**Task instructions:**
Each entry should appear in the answer exactly as written.

Top of Data under study

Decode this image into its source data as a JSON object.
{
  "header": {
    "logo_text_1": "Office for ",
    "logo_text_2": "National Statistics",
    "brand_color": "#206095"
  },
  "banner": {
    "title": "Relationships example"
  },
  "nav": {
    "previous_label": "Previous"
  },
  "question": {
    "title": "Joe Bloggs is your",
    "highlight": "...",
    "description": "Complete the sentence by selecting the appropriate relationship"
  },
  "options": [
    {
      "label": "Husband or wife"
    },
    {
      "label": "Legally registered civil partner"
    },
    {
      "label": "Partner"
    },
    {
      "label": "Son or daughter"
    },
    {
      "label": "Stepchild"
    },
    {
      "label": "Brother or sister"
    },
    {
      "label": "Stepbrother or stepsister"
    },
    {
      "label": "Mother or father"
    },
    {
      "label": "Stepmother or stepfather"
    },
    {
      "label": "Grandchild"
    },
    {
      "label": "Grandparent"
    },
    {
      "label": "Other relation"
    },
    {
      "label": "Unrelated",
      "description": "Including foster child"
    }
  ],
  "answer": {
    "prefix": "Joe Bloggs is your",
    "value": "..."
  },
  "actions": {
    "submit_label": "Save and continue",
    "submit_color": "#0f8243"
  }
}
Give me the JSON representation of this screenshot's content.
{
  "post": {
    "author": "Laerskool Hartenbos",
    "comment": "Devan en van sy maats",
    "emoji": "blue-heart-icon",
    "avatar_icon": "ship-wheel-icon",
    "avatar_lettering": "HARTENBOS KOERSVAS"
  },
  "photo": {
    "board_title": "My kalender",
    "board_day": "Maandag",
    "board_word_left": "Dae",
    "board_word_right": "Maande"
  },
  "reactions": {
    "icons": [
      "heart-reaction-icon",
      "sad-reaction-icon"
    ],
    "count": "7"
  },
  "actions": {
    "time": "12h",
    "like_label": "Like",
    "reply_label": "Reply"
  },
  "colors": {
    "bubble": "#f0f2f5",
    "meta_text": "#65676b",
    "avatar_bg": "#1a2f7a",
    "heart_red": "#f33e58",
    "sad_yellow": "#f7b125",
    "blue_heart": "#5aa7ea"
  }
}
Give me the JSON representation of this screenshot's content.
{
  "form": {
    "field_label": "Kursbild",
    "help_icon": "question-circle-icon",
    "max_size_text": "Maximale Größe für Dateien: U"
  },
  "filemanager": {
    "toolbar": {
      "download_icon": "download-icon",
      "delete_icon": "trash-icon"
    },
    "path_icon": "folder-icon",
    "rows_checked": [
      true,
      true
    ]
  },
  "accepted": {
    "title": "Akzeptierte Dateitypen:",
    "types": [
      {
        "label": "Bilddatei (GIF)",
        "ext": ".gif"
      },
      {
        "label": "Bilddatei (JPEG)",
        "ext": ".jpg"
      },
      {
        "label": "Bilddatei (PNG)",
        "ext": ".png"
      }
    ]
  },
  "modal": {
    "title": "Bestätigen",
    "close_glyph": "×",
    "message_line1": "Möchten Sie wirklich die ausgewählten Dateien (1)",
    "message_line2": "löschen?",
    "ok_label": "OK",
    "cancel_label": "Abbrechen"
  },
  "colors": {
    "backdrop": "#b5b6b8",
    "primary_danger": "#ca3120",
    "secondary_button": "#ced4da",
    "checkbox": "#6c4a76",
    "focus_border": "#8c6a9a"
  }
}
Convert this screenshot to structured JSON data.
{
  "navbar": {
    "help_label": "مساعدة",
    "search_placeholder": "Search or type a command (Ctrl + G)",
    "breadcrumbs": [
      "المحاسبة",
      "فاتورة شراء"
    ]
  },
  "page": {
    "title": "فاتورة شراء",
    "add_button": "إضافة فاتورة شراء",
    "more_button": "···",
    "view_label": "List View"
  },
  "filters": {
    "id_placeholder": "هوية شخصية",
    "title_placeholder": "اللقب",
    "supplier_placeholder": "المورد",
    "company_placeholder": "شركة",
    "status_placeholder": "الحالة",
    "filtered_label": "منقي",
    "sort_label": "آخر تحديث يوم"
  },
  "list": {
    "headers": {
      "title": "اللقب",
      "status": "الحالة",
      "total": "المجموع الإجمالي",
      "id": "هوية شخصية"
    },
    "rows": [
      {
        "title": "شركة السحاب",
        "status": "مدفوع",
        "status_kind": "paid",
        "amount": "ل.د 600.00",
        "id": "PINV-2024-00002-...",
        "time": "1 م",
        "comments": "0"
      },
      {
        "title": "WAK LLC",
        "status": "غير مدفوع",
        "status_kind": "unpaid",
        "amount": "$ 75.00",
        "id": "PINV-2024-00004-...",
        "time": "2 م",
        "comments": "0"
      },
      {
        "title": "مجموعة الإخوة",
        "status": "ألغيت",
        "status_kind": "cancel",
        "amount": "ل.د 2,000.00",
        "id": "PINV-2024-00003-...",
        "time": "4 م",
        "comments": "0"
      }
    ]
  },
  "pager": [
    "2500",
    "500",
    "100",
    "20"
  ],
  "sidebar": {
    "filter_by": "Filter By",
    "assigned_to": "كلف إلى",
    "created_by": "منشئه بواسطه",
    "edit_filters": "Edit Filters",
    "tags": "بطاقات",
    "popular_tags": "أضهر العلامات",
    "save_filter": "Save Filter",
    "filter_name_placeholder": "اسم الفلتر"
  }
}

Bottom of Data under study

**Result below:**
Decode this image into its source data as a JSON object.
{
  "header": {
    "logo_text_1": "Office for ",
    "logo_text_2": "National Statistics",
    "brand_color": "#206095"
  },
  "banner": {
    "title": "Relationships example"
  },
  "nav": {
    "previous_label": "Previous"
  },
  "question": {
    "title": "Joe Bloggs is your",
    "highlight": "...",
    "description": "Complete the sentence by selecting the appropriate relationship"
  },
  "options": [
    {
      "label": "Husband or wife"
    },
    {
      "label": "Legally registered civil partner"
    },
    {
      "label": "Partner"
    },
    {
      "label": "Son or daughter"
    },
    {
      "label": "Stepchild"
    },
    {
      "label": "Brother or sister"
    },
    {
      "label": "Stepbrother or stepsister"
    },
    {
      "label": "Mother or father"
    },
    {
      "label": "Stepmother or stepfather"
    },
    {
      "label": "Grandchild"
    },
    {
      "label": "Grandparent"
    },
    {
      "label": "Other relation"
    },
    {
      "label": "Unrelated",
      "description": "Including foster child"
    }
  ],
  "answer": {
    "prefix": "Joe Bloggs is your",
    "value": "..."
  },
  "actions": {
    "submit_label": "Save and continue",
    "submit_color": "#0f8243"
  }
}
Give me the JSON representation of this screenshot's content.
{
  "post": {
    "author": "Laerskool Hartenbos",
    "comment": "Devan en van sy maats",
    "emoji": "blue-heart-icon",
    "avatar_icon": "ship-wheel-icon",
    "avatar_lettering": "HARTENBOS KOERSVAS"
  },
  "photo": {
    "board_title": "My kalender",
    "board_day": "Maandag",
    "board_word_left": "Dae",
    "board_word_right": "Maande"
  },
  "reactions": {
    "icons": [
      "heart-reaction-icon",
      "sad-reaction-icon"
    ],
    "count": "7"
  },
  "actions": {
    "time": "12h",
    "like_label": "Like",
    "reply_label": "Reply"
  },
  "colors": {
    "bubble": "#f0f2f5",
    "meta_text": "#65676b",
    "avatar_bg": "#1a2f7a",
    "heart_red": "#f33e58",
    "sad_yellow": "#f7b125",
    "blue_heart": "#5aa7ea"
  }
}
Give me the JSON representation of this screenshot's content.
{
  "form": {
    "field_label": "Kursbild",
    "help_icon": "question-circle-icon",
    "max_size_text": "Maximale Größe für Dateien: U"
  },
  "filemanager": {
    "toolbar": {
      "download_icon": "download-icon",
      "delete_icon": "trash-icon"
    },
    "path_icon": "folder-icon",
    "rows_checked": [
      true,
      true
    ]
  },
  "accepted": {
    "title": "Akzeptierte Dateitypen:",
    "types": [
      {
        "label": "Bilddatei (GIF)",
        "ext": ".gif"
      },
      {
        "label": "Bilddatei (JPEG)",
        "ext": ".jpg"
      },
      {
        "label": "Bilddatei (PNG)",
        "ext": ".png"
      }
    ]
  },
  "modal": {
    "title": "Bestätigen",
    "close_glyph": "×",
    "message_line1": "Möchten Sie wirklich die ausgewählten Dateien (1)",
    "message_line2": "löschen?",
    "ok_label": "OK",
    "cancel_label": "Abbrechen"
  },
  "colors": {
    "backdrop": "#b5b6b8",
    "primary_danger": "#ca3120",
    "secondary_button": "#ced4da",
    "checkbox": "#6c4a76",
    "focus_border": "#8c6a9a"
  }
}
Convert this screenshot to structured JSON data.
{
  "navbar": {
    "help_label": "مساعدة",
    "search_placeholder": "Search or type a command (Ctrl + G)",
    "breadcrumbs": [
      "المحاسبة",
      "فاتورة شراء"
    ]
  },
  "page": {
    "title": "فاتورة شراء",
    "add_button": "إضافة فاتورة شراء",
    "more_button": "···",
    "view_label": "List View"
  },
  "filters": {
    "id_placeholder": "هوية شخصية",
    "title_placeholder": "اللقب",
    "supplier_placeholder": "المورد",
    "company_placeholder": "شركة",
    "status_placeholder": "الحالة",
    "filtered_label": "منقي",
    "sort_label": "آخر تحديث يوم"
  },
  "list": {
    "headers": {
      "title": "اللقب",
      "status": "الحالة",
      "total": "المجموع الإجمالي",
      "id": "هوية شخصية"
    },
    "rows": [
      {
        "title": "شركة السحاب",
        "status": "مدفوع",
        "status_kind": "paid",
        "amount": "ل.د 600.00",
        "id": "PINV-2024-00002-...",
        "time": "1 م",
        "comments": "0"
      },
      {
        "title": "WAK LLC",
        "status": "غير مدفوع",
        "status_kind": "unpaid",
        "amount": "$ 75.00",
        "id": "PINV-2024-00004-...",
        "time": "2 م",
        "comments": "0"
      },
      {
        "title": "مجموعة الإخوة",
        "status": "ألغيت",
        "status_kind": "cancel",
        "amount": "ل.د 2,000.00",
        "id": "PINV-2024-00003-...",
        "time": "4 م",
        "comments": "0"
      }
    ]
  },
  "pager": [
    "2500",
    "500",
    "100",
    "20"
  ],
  "sidebar": {
    "filter_by": "Filter By",
    "assigned_to": "كلف إلى",
    "created_by": "منشئه بواسطه",
    "edit_filters": "Edit Filters",
    "tags": "بطاقات",
    "popular_tags": "أضهر العلامات",
    "save_filter": "Save Filter",
    "filter_name_placeholder": "اسم الفلتر"
  }
}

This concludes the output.